  • [11] Y. LeCun, L. Bottou, Y. Bengio, and P. Haffner. Gradient-based learning applied to document recognition. Proceedings of the IEEE, 86(11):2278–2324, November 1998.
  • [12] Kenneth Levenberg. A method for the solution of certain non-linear problems in least squares. Quarterly of Applied Mathematics, 2:164–168, 1944.
  • [13] Ke Li and Jitendra Malik. Learning to optimize. CoRR, abs/1606.01885, 2016.
  • [14] M. Mahsereci and P. Hennig. Probabilistic line searches for stochastic optimization. In Advances in Neural Information Processing Systems 28, pages 181–189. Curran Associates, Inc., 2015.
  • [15] Franziska Meier, Daniel Kappler, and Stefan Schaal. Online learning of a memory for learning rates. arXiv preprint https://arxiv.org/abs/1709.06709, 2017.
  • [16] J. Nocedal and S. J. Wright. Numerical Optimization. Springer, New York, 2nd edition, 2006.
  • [17] B. T. Polyak. Introduction to optimization. Translations Series in Mathematics and Engineering, Optimization Software, 1987.
  • [18] Benjamin Recht. Gradient descent doesn’t find a local minimum, 2017. https://github.com/benjamin-recht/shallow-linear-net Commit d192d96.
  • [19] Benjamin Recht and Ali Rahimi. Reflections on random kitchen sinks, 2017. http://www.argmin.net/2017/12/05/kitchen-sinks, Dec. 5 2017.
  • [20] Tom Schaul, Sixin Zhang, and Yann LeCun. No more pesky learning rates. In Sanjoy Dasgupta and David McAllester, editors,

    Proceedings of the 30th International Conference on Machine Learning

    , volume 28/3 of Proceedings of Machine Learning Research, pages 343–351, Atlanta, Georgia, USA, 17–19 Jun 2013. PMLR.
  • [21] Nitish Srivastava, Geoffrey Hinton, Alex Krizhevsky, Ilya Sutskever, and Ruslan Salakhutdinov. Dropout: A simple way to prevent neural networks from overfitting. J. Mach. Learn.

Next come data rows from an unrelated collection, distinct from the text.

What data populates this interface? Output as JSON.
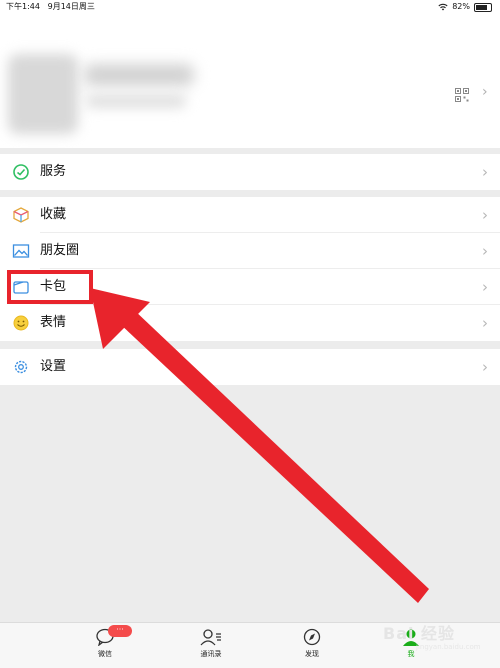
{
  "status_bar": {
    "time": "下午1:44",
    "date": "9月14日周三",
    "battery": "82%",
    "battery_fraction": 0.82
  },
  "profile": {
    "qr_icon": "qr-code-icon"
  },
  "menu": [
    {
      "key": "services",
      "label": "服务",
      "icon": "service-check-icon"
    },
    {
      "key": "favorites",
      "label": "收藏",
      "icon": "cube-icon"
    },
    {
      "key": "moments",
      "label": "朋友圈",
      "icon": "image-icon"
    },
    {
      "key": "cards",
      "label": "卡包",
      "icon": "card-wallet-icon"
    },
    {
      "key": "stickers",
      "label": "表情",
      "icon": "smiley-icon"
    },
    {
      "key": "settings",
      "label": "设置",
      "icon": "gear-icon"
    }
  ],
  "tabbar": {
    "chats": "微信",
    "contacts": "通讯录",
    "discover": "发现",
    "me": "我",
    "badge": "···"
  },
  "watermark": {
    "main": "Bai 经验",
    "sub": "jingyan.baidu.com"
  },
  "colors": {
    "highlight": "#e8242c",
    "active_tab": "#1aad19",
    "badge": "#f44b4b"
  }
}
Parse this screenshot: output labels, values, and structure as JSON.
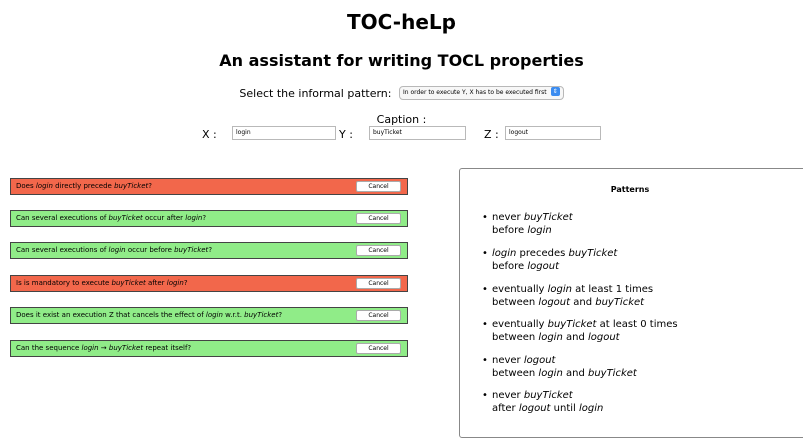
{
  "header": {
    "title": "TOC-heLp",
    "subtitle": "An assistant for writing TOCL properties"
  },
  "pattern_select": {
    "label": "Select the informal pattern:",
    "value": "In order to execute Y, X has to be executed first"
  },
  "caption": {
    "label": "Caption :",
    "x_label": "X :",
    "x_value": "login",
    "y_label": "Y :",
    "y_value": "buyTicket",
    "z_label": "Z :",
    "z_value": "logout"
  },
  "questions": [
    {
      "status": "red",
      "parts": [
        "Does ",
        "login",
        " directly precede ",
        "buyTicket",
        "?"
      ],
      "cancel": "Cancel"
    },
    {
      "status": "green",
      "parts": [
        "Can several executions of ",
        "buyTicket",
        " occur after ",
        "login",
        "?"
      ],
      "cancel": "Cancel"
    },
    {
      "status": "green",
      "parts": [
        "Can several executions of ",
        "login",
        " occur before ",
        "buyTicket",
        "?"
      ],
      "cancel": "Cancel"
    },
    {
      "status": "red",
      "parts": [
        "Is is mandatory to execute ",
        "buyTicket",
        " after ",
        "login",
        "?"
      ],
      "cancel": "Cancel"
    },
    {
      "status": "green",
      "parts": [
        "Does it exist an execution Z that cancels the effect of ",
        "login",
        " w.r.t. ",
        "buyTicket",
        "?"
      ],
      "cancel": "Cancel"
    },
    {
      "status": "green",
      "parts": [
        "Can the sequence ",
        "login",
        " → ",
        "buyTicket",
        " repeat itself?"
      ],
      "cancel": "Cancel"
    }
  ],
  "colors": {
    "red": "#f2674b",
    "green": "#90ec88",
    "select_arrow": "#3b8cf0"
  },
  "patterns": {
    "title": "Patterns",
    "items": [
      {
        "line1": [
          "never ",
          "buyTicket"
        ],
        "line2": [
          "before ",
          "login"
        ]
      },
      {
        "line1": [
          "",
          "login",
          " precedes ",
          "buyTicket"
        ],
        "line2": [
          "before ",
          "logout"
        ]
      },
      {
        "line1": [
          "eventually ",
          "login",
          " at least 1 times"
        ],
        "line2": [
          "between ",
          "logout",
          " and ",
          "buyTicket"
        ]
      },
      {
        "line1": [
          "eventually ",
          "buyTicket",
          " at least 0 times"
        ],
        "line2": [
          "between ",
          "login",
          " and ",
          "logout"
        ]
      },
      {
        "line1": [
          "never ",
          "logout"
        ],
        "line2": [
          "between ",
          "login",
          " and ",
          "buyTicket"
        ]
      },
      {
        "line1": [
          "never ",
          "buyTicket"
        ],
        "line2": [
          "after ",
          "logout",
          " until ",
          "login"
        ]
      }
    ]
  }
}
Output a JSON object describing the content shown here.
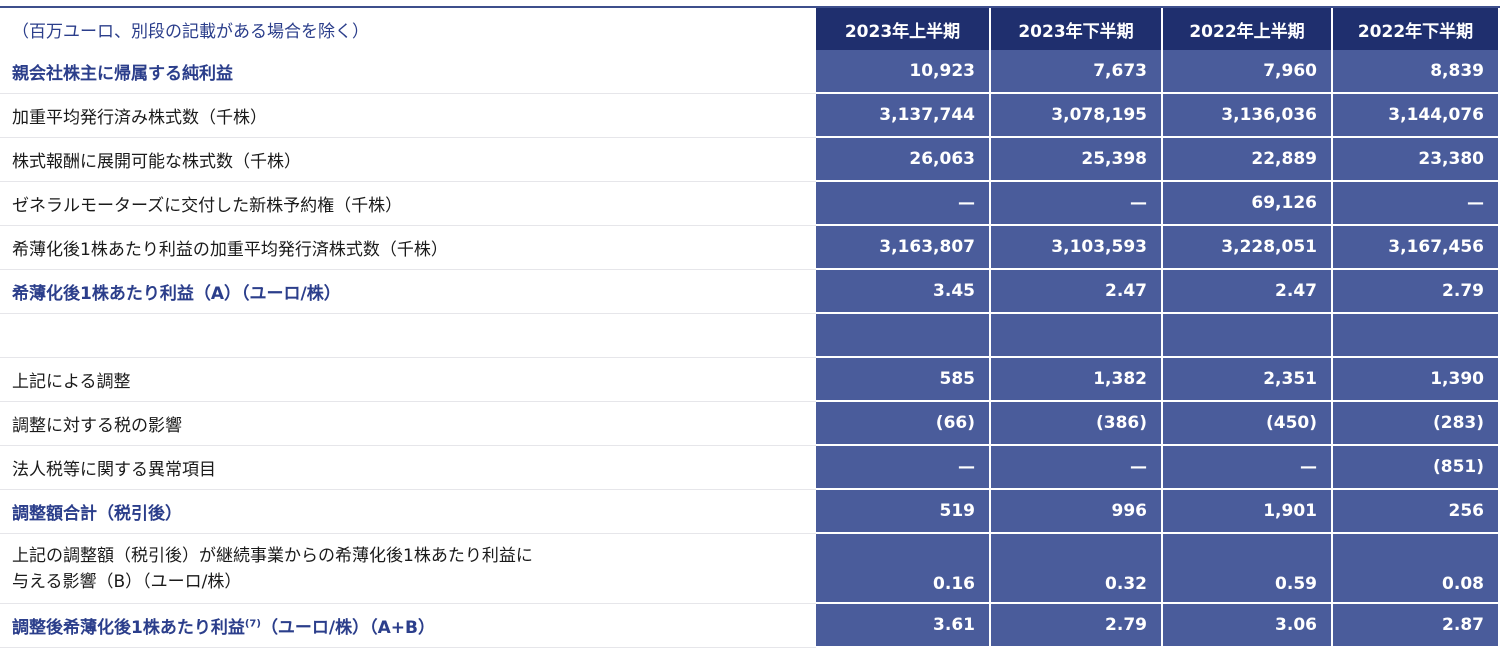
{
  "table": {
    "caption": "（百万ユーロ、別段の記載がある場合を除く）",
    "columns": [
      "2023年上半期",
      "2023年下半期",
      "2022年上半期",
      "2022年下半期"
    ],
    "rows": [
      {
        "label": "親会社株主に帰属する純利益",
        "values": [
          "10,923",
          "7,673",
          "7,960",
          "8,839"
        ]
      },
      {
        "label": "加重平均発行済み株式数（千株）",
        "values": [
          "3,137,744",
          "3,078,195",
          "3,136,036",
          "3,144,076"
        ]
      },
      {
        "label": "株式報酬に展開可能な株式数（千株）",
        "values": [
          "26,063",
          "25,398",
          "22,889",
          "23,380"
        ]
      },
      {
        "label": "ゼネラルモーターズに交付した新株予約権（千株）",
        "values": [
          "—",
          "—",
          "69,126",
          "—"
        ]
      },
      {
        "label": "希薄化後1株あたり利益の加重平均発行済株式数（千株）",
        "values": [
          "3,163,807",
          "3,103,593",
          "3,228,051",
          "3,167,456"
        ]
      },
      {
        "label": "希薄化後1株あたり利益（A）（ユーロ/株）",
        "values": [
          "3.45",
          "2.47",
          "2.47",
          "2.79"
        ]
      },
      {
        "label": "",
        "values": [
          "",
          "",
          "",
          ""
        ]
      },
      {
        "label": "上記による調整",
        "values": [
          "585",
          "1,382",
          "2,351",
          "1,390"
        ]
      },
      {
        "label": "調整に対する税の影響",
        "values": [
          "(66)",
          "(386)",
          "(450)",
          "(283)"
        ]
      },
      {
        "label": "法人税等に関する異常項目",
        "values": [
          "—",
          "—",
          "—",
          "(851)"
        ]
      },
      {
        "label": "調整額合計（税引後）",
        "values": [
          "519",
          "996",
          "1,901",
          "256"
        ]
      },
      {
        "label_line1": "上記の調整額（税引後）が継続事業からの希薄化後1株あたり利益に",
        "label_line2": "与える影響（B）（ユーロ/株）",
        "values": [
          "0.16",
          "0.32",
          "0.59",
          "0.08"
        ]
      },
      {
        "label_pre": "調整後希薄化後1株あたり利益",
        "label_sup": "(7)",
        "label_post": "（ユーロ/株）（A+B）",
        "values": [
          "3.61",
          "2.79",
          "3.06",
          "2.87"
        ]
      }
    ]
  }
}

Res., 15(1):1929–1958, January 2014.
  • [22] Sainbayar Sukhbaatar, Jason Weston, Rob Fergus, et al. End-to-end memory networks. In Advances in neural information processing systems, pages 2440–2448. Curran Associates, Inc., 2015.
  • [23] TensorFlow GitHub Repository. Tensorflow implementation of ConvNet for MNIST, 2016. Commit 1f34fcaf.
  • [24] TensorFlow GitHub Repository. Tensorflow implementation of ResNets, 2016. Commit 1f34fcaf.
  • [25] T. Tieleman and G. Hinton. Lecture 6.5—RmsProp: Divide the gradient by a running average of its recent magnitude. COURSERA: Neural Networks for Machine Learning, 2012.
  • [26] Yuhuai Wu, Mengye Ren, Renjie Liao, and Roger Grosse. Understanding short-horizon bias in stochastic meta-optimization. In International Conference on Learning Representations, 2018.
  • [27] Han Xiao, Kashif Rasul, and Roland Vollgraf. Fashion-mnist: a novel image dataset for benchmarking machine learning algorithms, 2017.